# To do:
Leave the pictures out and reproduce all the entries word for word.
⁂
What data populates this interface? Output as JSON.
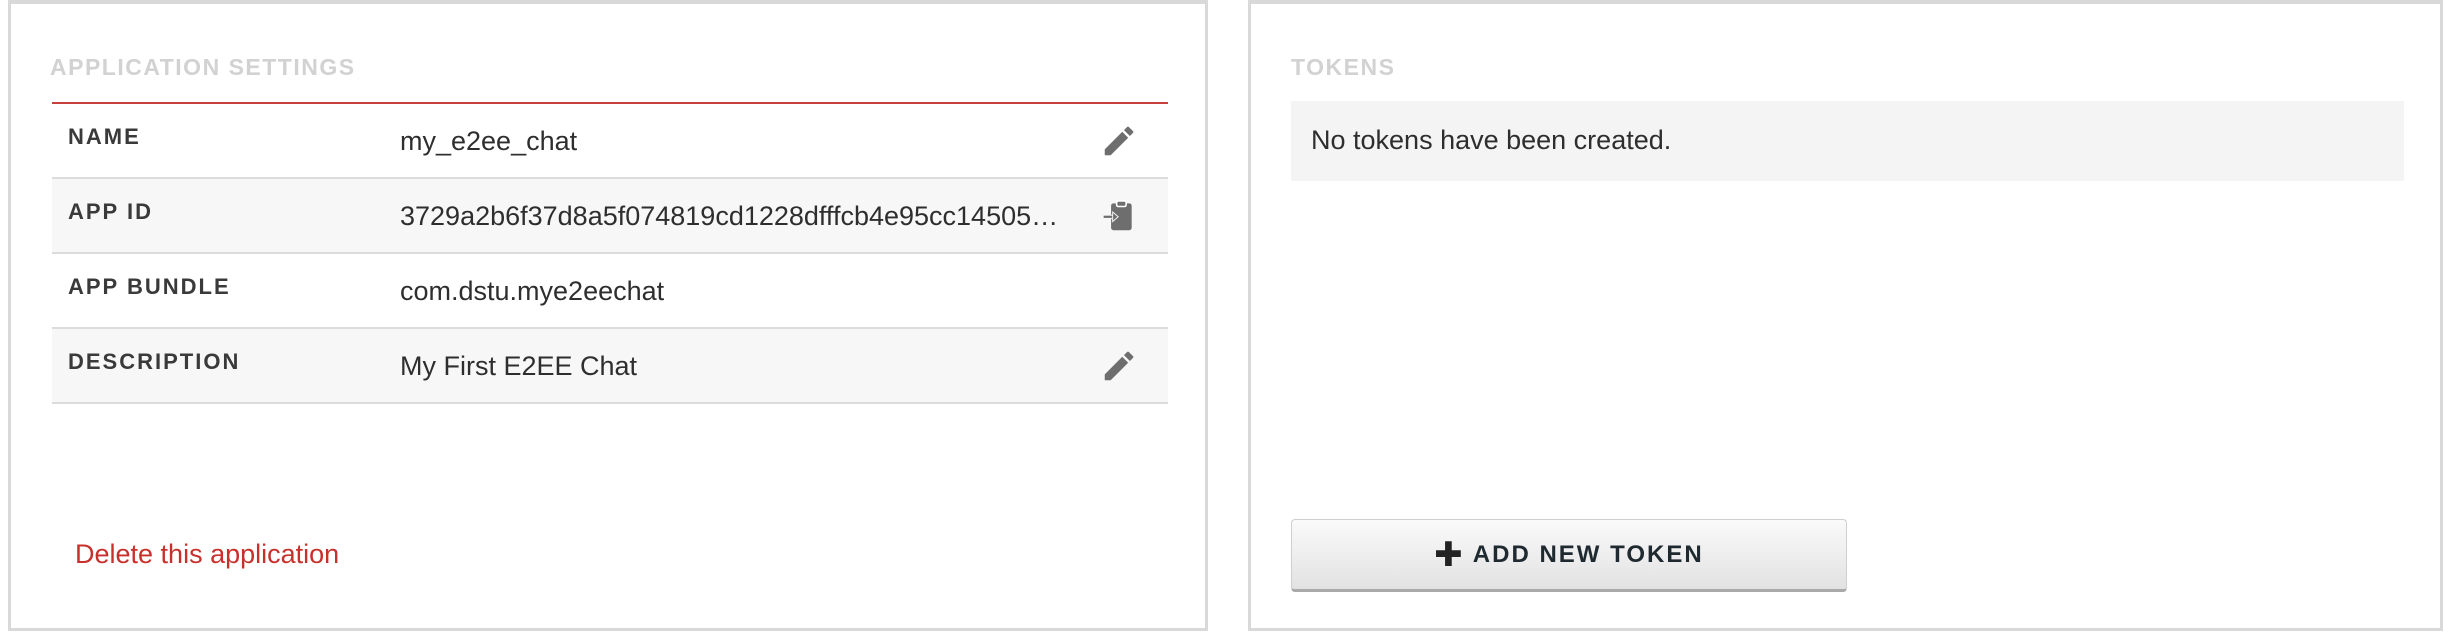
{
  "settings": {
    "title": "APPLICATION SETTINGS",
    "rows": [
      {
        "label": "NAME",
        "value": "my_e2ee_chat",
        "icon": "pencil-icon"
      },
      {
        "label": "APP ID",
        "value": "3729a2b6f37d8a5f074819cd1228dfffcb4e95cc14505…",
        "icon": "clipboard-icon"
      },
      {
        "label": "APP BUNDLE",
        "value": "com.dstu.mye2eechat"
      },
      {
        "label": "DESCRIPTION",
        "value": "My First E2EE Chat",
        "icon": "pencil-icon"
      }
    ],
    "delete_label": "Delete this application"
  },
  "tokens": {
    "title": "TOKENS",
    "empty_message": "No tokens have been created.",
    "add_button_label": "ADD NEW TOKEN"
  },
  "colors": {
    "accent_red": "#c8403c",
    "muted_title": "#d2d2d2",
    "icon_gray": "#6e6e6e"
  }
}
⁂
# Response:
What data populates this interface? Output as JSON.
{
  "settings": {
    "title": "APPLICATION SETTINGS",
    "rows": [
      {
        "label": "NAME",
        "value": "my_e2ee_chat",
        "icon": "pencil-icon"
      },
      {
        "label": "APP ID",
        "value": "3729a2b6f37d8a5f074819cd1228dfffcb4e95cc14505…",
        "icon": "clipboard-icon"
      },
      {
        "label": "APP BUNDLE",
        "value": "com.dstu.mye2eechat"
      },
      {
        "label": "DESCRIPTION",
        "value": "My First E2EE Chat",
        "icon": "pencil-icon"
      }
    ],
    "delete_label": "Delete this application"
  },
  "tokens": {
    "title": "TOKENS",
    "empty_message": "No tokens have been created.",
    "add_button_label": "ADD NEW TOKEN"
  },
  "colors": {
    "accent_red": "#c8403c",
    "muted_title": "#d2d2d2",
    "icon_gray": "#6e6e6e"
  }
}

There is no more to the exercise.